While some skate parks have a more manicured look, the Johnson Skatepark has more of an underground, DIY feel. The park sits on what was once a trailer park loop. After the trailer park flooded, the developer donated the land for the skate park. This colorful park is constantly being built up by passionate local skaters, who take great pride in the space. There’s no shortage of space here. The park’s “L” gives a sense of being on a small airstrip. The park, featuring a variety of ramps, poles, and ledges, has something for every skater. Don’t let the graffiti-coated ramps give you the wrong impression; Johnson Skatepark is a substance free zone, inclusive place. There’s a grill and running water for cookouts. While the course itself might be better suited to older skaters, it’s also a place where your family can hang out, watch, and feel welcome.

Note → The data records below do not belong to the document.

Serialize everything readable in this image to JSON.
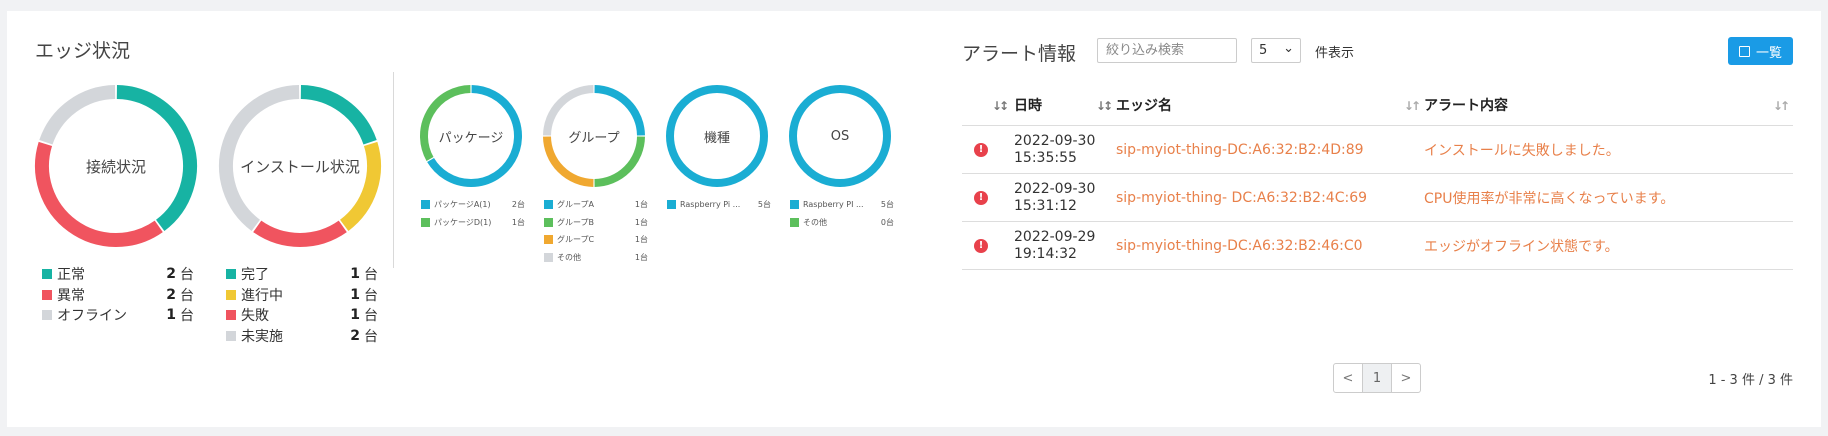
{
  "edge": {
    "title": "エッジ状況",
    "connection": {
      "label": "接続状況",
      "legend": [
        {
          "label": "正常",
          "count": "2",
          "unit": "台",
          "color": "#17b3a3",
          "value": 2
        },
        {
          "label": "異常",
          "count": "2",
          "unit": "台",
          "color": "#f0545f",
          "value": 2
        },
        {
          "label": "オフライン",
          "count": "1",
          "unit": "台",
          "color": "#d3d6da",
          "value": 1
        }
      ]
    },
    "install": {
      "label": "インストール状況",
      "legend": [
        {
          "label": "完了",
          "count": "1",
          "unit": "台",
          "color": "#17b3a3",
          "value": 1
        },
        {
          "label": "進行中",
          "count": "1",
          "unit": "台",
          "color": "#f0c834",
          "value": 1
        },
        {
          "label": "失敗",
          "count": "1",
          "unit": "台",
          "color": "#f0545f",
          "value": 1
        },
        {
          "label": "未実施",
          "count": "2",
          "unit": "台",
          "color": "#d3d6da",
          "value": 2
        }
      ]
    },
    "small_charts": [
      {
        "label": "パッケージ",
        "legend": [
          {
            "label": "パッケージA(1)",
            "count": "2台",
            "color": "#1aadd3",
            "value": 2
          },
          {
            "label": "パッケージD(1)",
            "count": "1台",
            "color": "#5cbf5c",
            "value": 1
          }
        ]
      },
      {
        "label": "グループ",
        "legend": [
          {
            "label": "グループA",
            "count": "1台",
            "color": "#1aadd3",
            "value": 1
          },
          {
            "label": "グループB",
            "count": "1台",
            "color": "#5cbf5c",
            "value": 1
          },
          {
            "label": "グループC",
            "count": "1台",
            "color": "#f0a830",
            "value": 1
          },
          {
            "label": "その他",
            "count": "1台",
            "color": "#d3d6da",
            "value": 1
          }
        ]
      },
      {
        "label": "機種",
        "legend": [
          {
            "label": "Raspberry Pi ...",
            "count": "5台",
            "color": "#1aadd3",
            "value": 5
          }
        ]
      },
      {
        "label": "OS",
        "legend": [
          {
            "label": "Raspberry PI ...",
            "count": "5台",
            "color": "#1aadd3",
            "value": 5
          },
          {
            "label": "その他",
            "count": "0台",
            "color": "#5cbf5c",
            "value": 0
          }
        ]
      }
    ]
  },
  "alerts": {
    "title": "アラート情報",
    "search_placeholder": "絞り込み検索",
    "per_page": "5",
    "per_page_label": "件表示",
    "list_button": "一覧",
    "columns": [
      "日時",
      "エッジ名",
      "アラート内容"
    ],
    "rows": [
      {
        "date": "2022-09-30",
        "time": "15:35:55",
        "edge": "sip-myiot-thing-DC:A6:32:B2:4D:89",
        "message": "インストールに失敗しました。"
      },
      {
        "date": "2022-09-30",
        "time": "15:31:12",
        "edge": "sip-myiot-thing- DC:A6:32:B2:4C:69",
        "message": "CPU使用率が非常に高くなっています。"
      },
      {
        "date": "2022-09-29",
        "time": "19:14:32",
        "edge": "sip-myiot-thing-DC:A6:32:B2:46:C0",
        "message": "エッジがオフライン状態です。"
      }
    ],
    "pager": {
      "prev": "<",
      "current": "1",
      "next": ">"
    },
    "page_info": "1 - 3 件 / 3 件"
  }
}
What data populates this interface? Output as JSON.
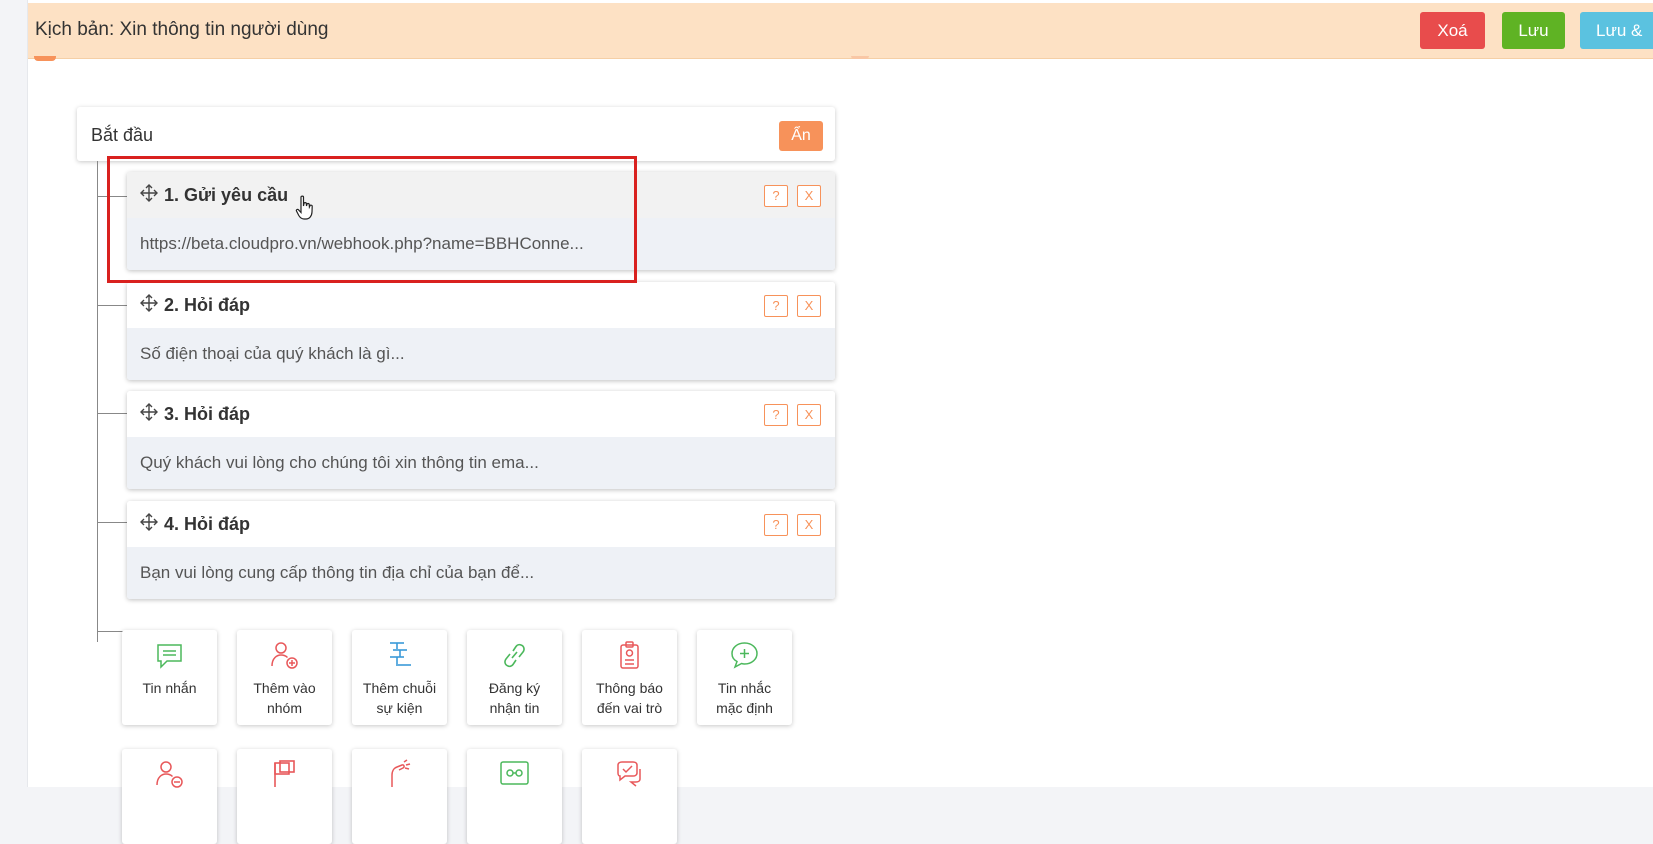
{
  "header": {
    "title": "Kịch bản: Xin thông tin người dùng",
    "delete_label": "Xoá",
    "save_label": "Lưu",
    "save_exit_label": "Lưu &"
  },
  "start": {
    "label": "Bắt đầu",
    "hide_label": "Ẩn"
  },
  "steps": [
    {
      "title": "1. Gửi yêu cầu",
      "text": "https://beta.cloudpro.vn/webhook.php?name=BBHConne...",
      "help": "?",
      "close": "X"
    },
    {
      "title": "2. Hỏi đáp",
      "text": "Số điện thoại của quý khách là gì...",
      "help": "?",
      "close": "X"
    },
    {
      "title": "3. Hỏi đáp",
      "text": "Quý khách vui lòng cho chúng tôi xin thông tin ema...",
      "help": "?",
      "close": "X"
    },
    {
      "title": "4. Hỏi đáp",
      "text": "Bạn vui lòng cung cấp thông tin địa chỉ của bạn để...",
      "help": "?",
      "close": "X"
    }
  ],
  "tiles": [
    {
      "line1": "Tin nhắn",
      "line2": "",
      "icon": "message-icon",
      "color": "#4cb85c"
    },
    {
      "line1": "Thêm vào",
      "line2": "nhóm",
      "icon": "add-user-icon",
      "color": "#e8585a"
    },
    {
      "line1": "Thêm chuỗi",
      "line2": "sự kiện",
      "icon": "sequence-icon",
      "color": "#3a9ad9"
    },
    {
      "line1": "Đăng ký",
      "line2": "nhận tin",
      "icon": "link-icon",
      "color": "#4cb85c"
    },
    {
      "line1": "Thông báo",
      "line2": "đến vai trò",
      "icon": "badge-icon",
      "color": "#e8585a"
    },
    {
      "line1": "Tin nhắc",
      "line2": "mặc định",
      "icon": "default-message-icon",
      "color": "#4cb85c"
    }
  ],
  "tiles_row2": [
    {
      "icon": "remove-user-icon",
      "color": "#e8585a"
    },
    {
      "icon": "flag-icon",
      "color": "#e8585a"
    },
    {
      "icon": "hand-icon",
      "color": "#e8585a"
    },
    {
      "icon": "connector-icon",
      "color": "#4cb85c"
    },
    {
      "icon": "chat-check-icon",
      "color": "#e8585a"
    }
  ],
  "colors": {
    "header_bg": "#fde1c4",
    "accent_orange": "#f7925a",
    "danger": "#e84c4c",
    "success": "#5fb324",
    "info": "#5bc2e0",
    "highlight": "#d9211f"
  }
}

The Travis Mercy Memorial Skatepark, named for a local teenager who died in a car accident, is a pro-level park situated on a half-acre of land. The park encourages skaters of all levels to the facilities, but be aware that there is no attendant on duty. The community hosts annual cleanups and learn-to-skate events here. The park is free to the public, and includes a halfpipe, two quarter-pipes and a variety of grinding rails.
The Bristol Teen Center and Skatepark, also known as the Bristol Hub, offers youth, ages 19 and under, a safe space to get some exercise, develop their skills, and build community. While the park features a variety of halfpipes, quarter pipes, and ramps, the community aspect of the park might be its biggest asset. The Hub is staffed from 10 a.m. to 6 p.m. each day and skateboards, scooters, and helmets are available free of charge. On top of that, the helpful staff is more than willing to assist you in capturing that perfectly executed trick on camera. To top it off, there’s an indoor halfpipe available for use when the weather’s not cooperating.